ATLANTA — A federal judge ordered Georgia’s Secretary of State review and provide detailed reports about thousands of provisional ballots from last week’s midterm election.
U.S. District Judge Amy Totenberg also ordered the state to set up a hotline or website “for provisional ballot voters to access to determine whether their provisional ballots were counted and if not, the reason why.”
The ruling stems from a lawsuit filed last week by Common Cause Georgia and attorneys at the Brennan Center for Justice at NYU Law.
It’s one of the latest developments in Georgia’s race for Governor between Republican Brian Kemp and Democrat Stacey Abrams.
Provisional ballots take center stage
Judge Totenberg’s order requires the Secretary of State to push back the certification of election results until Friday at 5 p.m. to allow more time to review provisional ballots that haven't been counted.
“The right to vote is fundamental, and no one should lose that right because of mistakes in the voter registration database. The Georgians who voted in this election deserve better than what the state wanted to give them,” said Myrna Perez, deputy director of the Brennan Center’s democracy program.
Abrams picks up votes
Abrams picked up a net gain of 1,102 votes in the counting of absentee and provisional ballots by local election officials on Monday.
She needs more than 20,000 additional votes to force a runoff.
Kemp renews calls to concede
Kemp’s campaign accused Abrams and her team of trying to steal the election with lawsuits and “misinformation.”

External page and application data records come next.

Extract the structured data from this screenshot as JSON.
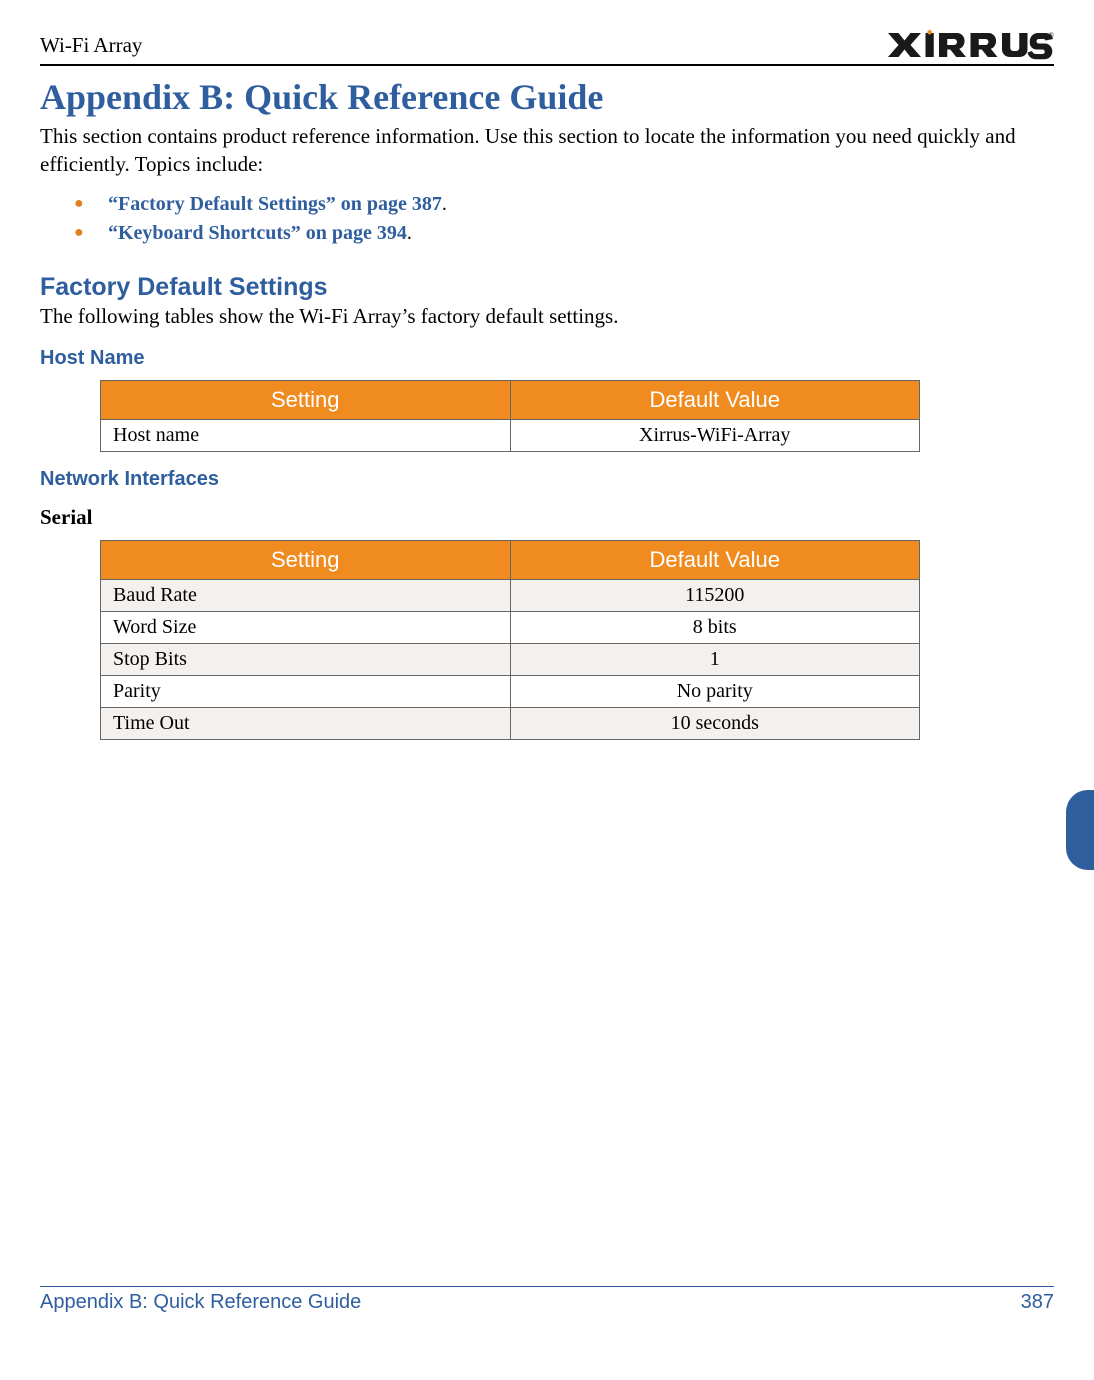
{
  "header": {
    "left": "Wi-Fi Array",
    "logo_text": "XIRRUS"
  },
  "title": "Appendix B: Quick Reference Guide",
  "intro": "This section contains product reference information. Use this section to locate the information you need quickly and efficiently. Topics include:",
  "topics": [
    {
      "link": "“Factory Default Settings” on page 387",
      "suffix": "."
    },
    {
      "link": "“Keyboard Shortcuts” on page 394",
      "suffix": "."
    }
  ],
  "sections": {
    "factory": {
      "heading": "Factory Default Settings",
      "text": "The following tables show the Wi-Fi Array’s factory default settings.",
      "host": {
        "heading": "Host Name",
        "columns": [
          "Setting",
          "Default Value"
        ],
        "rows": [
          {
            "setting": "Host name",
            "value": "Xirrus-WiFi-Array"
          }
        ]
      },
      "network": {
        "heading": "Network Interfaces",
        "serial": {
          "label": "Serial",
          "columns": [
            "Setting",
            "Default Value"
          ],
          "rows": [
            {
              "setting": "Baud Rate",
              "value": "115200"
            },
            {
              "setting": "Word Size",
              "value": "8 bits"
            },
            {
              "setting": "Stop Bits",
              "value": "1"
            },
            {
              "setting": "Parity",
              "value": "No parity"
            },
            {
              "setting": "Time Out",
              "value": "10 seconds"
            }
          ]
        }
      }
    }
  },
  "footer": {
    "left": "Appendix B: Quick Reference Guide",
    "right": "387"
  }
}
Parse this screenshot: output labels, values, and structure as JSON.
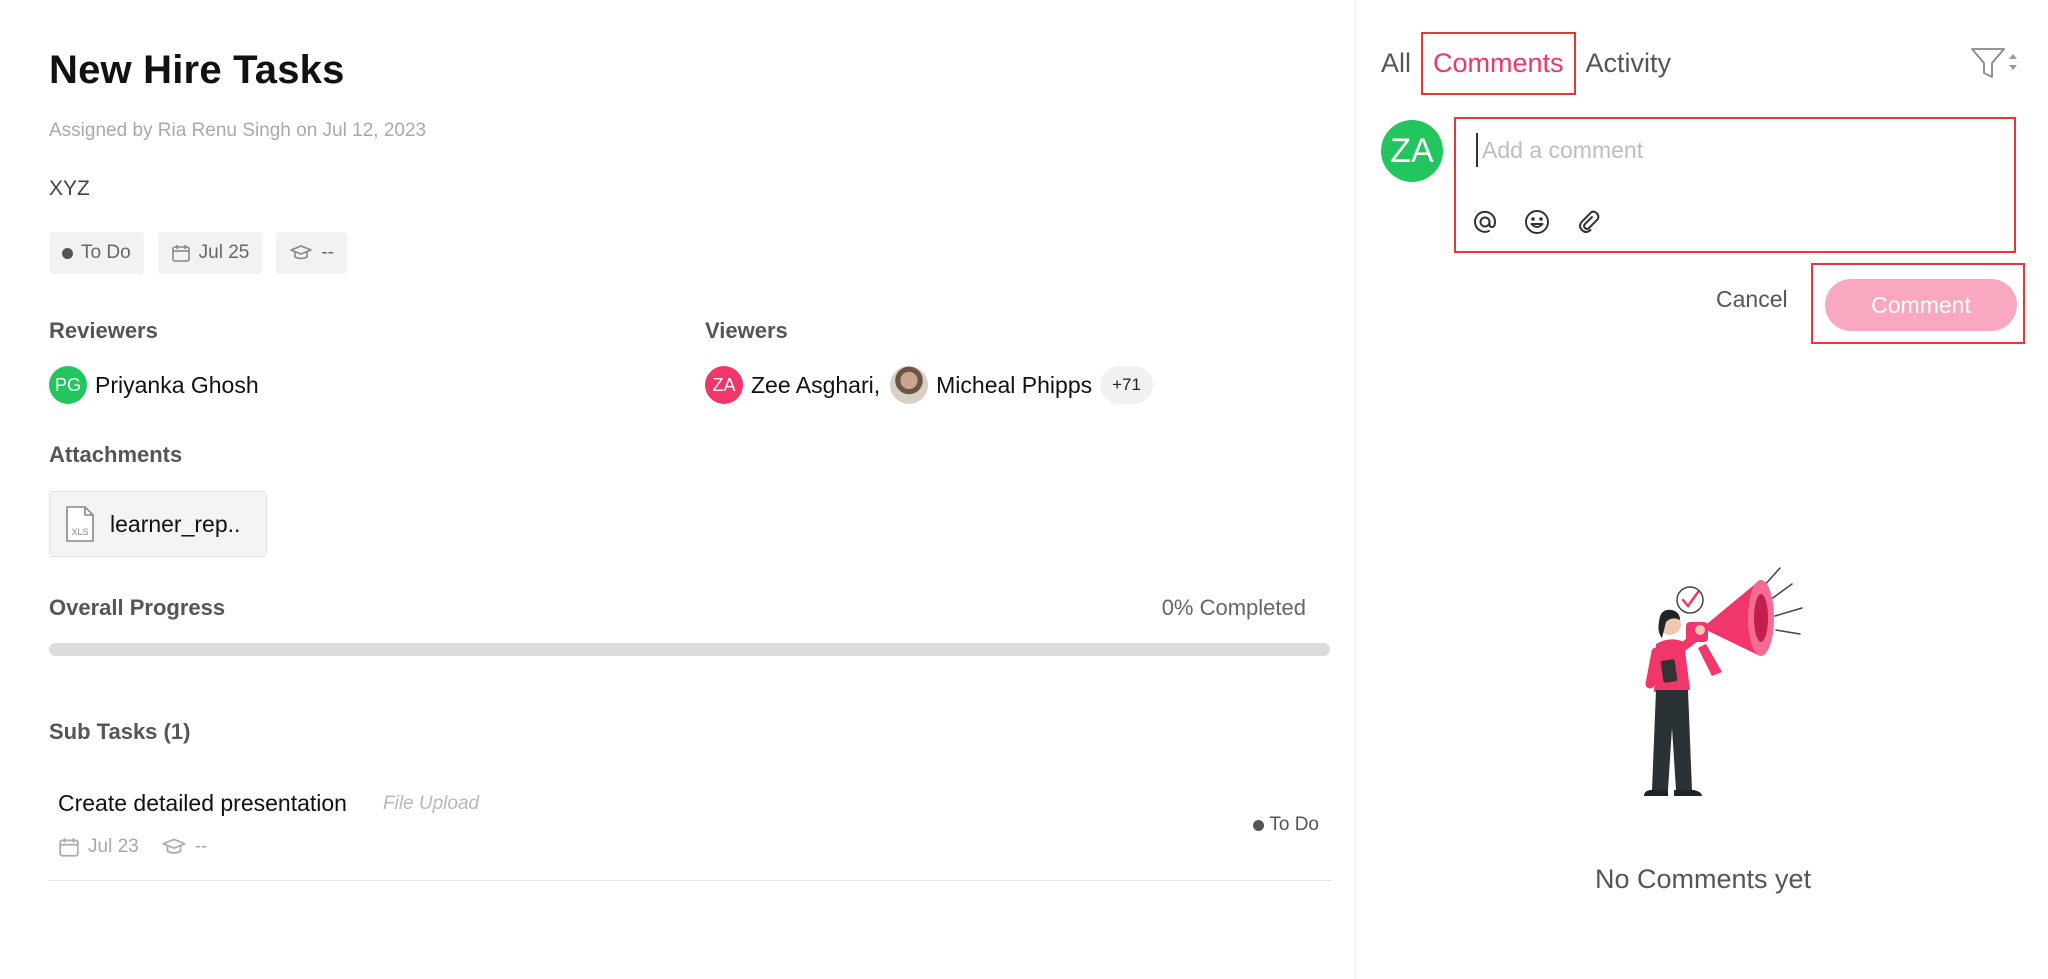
{
  "task": {
    "title": "New Hire Tasks",
    "assigned_text": "Assigned by Ria Renu Singh on  Jul 12, 2023",
    "description": "XYZ",
    "status": "To Do",
    "due_date": "Jul 25",
    "course": "--"
  },
  "reviewers": {
    "label": "Reviewers",
    "people": [
      {
        "initials": "PG",
        "name": "Priyanka Ghosh"
      }
    ]
  },
  "viewers": {
    "label": "Viewers",
    "people": [
      {
        "initials": "ZA",
        "name": "Zee Asghari,"
      },
      {
        "initials": "",
        "name": "Micheal Phipps"
      }
    ],
    "more": "+71"
  },
  "attachments": {
    "label": "Attachments",
    "files": [
      {
        "name": "learner_rep..",
        "type_badge": "XLS"
      }
    ]
  },
  "progress": {
    "label": "Overall Progress",
    "value_text": "0% Completed",
    "fraction": 0
  },
  "subtasks": {
    "label": "Sub Tasks (1)",
    "items": [
      {
        "title": "Create detailed presentation",
        "type": "File Upload",
        "date": "Jul 23",
        "course": "--",
        "status": "To Do"
      }
    ]
  },
  "comments_panel": {
    "tabs": [
      "All",
      "Comments",
      "Activity"
    ],
    "active_tab": "Comments",
    "user_initials": "ZA",
    "placeholder": "Add a comment",
    "cancel_label": "Cancel",
    "comment_label": "Comment",
    "empty_text": "No Comments yet"
  },
  "colors": {
    "accent": "#f0366b",
    "accent_light": "#f9a8c0",
    "green_avatar": "#22c55e"
  }
}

"Stacey Abrams and her radical backers have moved from desperation to delusion," said Ryan Mahoney, Communications Director. "On Saturday, military, overseas, and provisional ballots were reported throughout Georgia. The counts are in line with publicly available tracking reports. This is not breaking news and does not change the math.”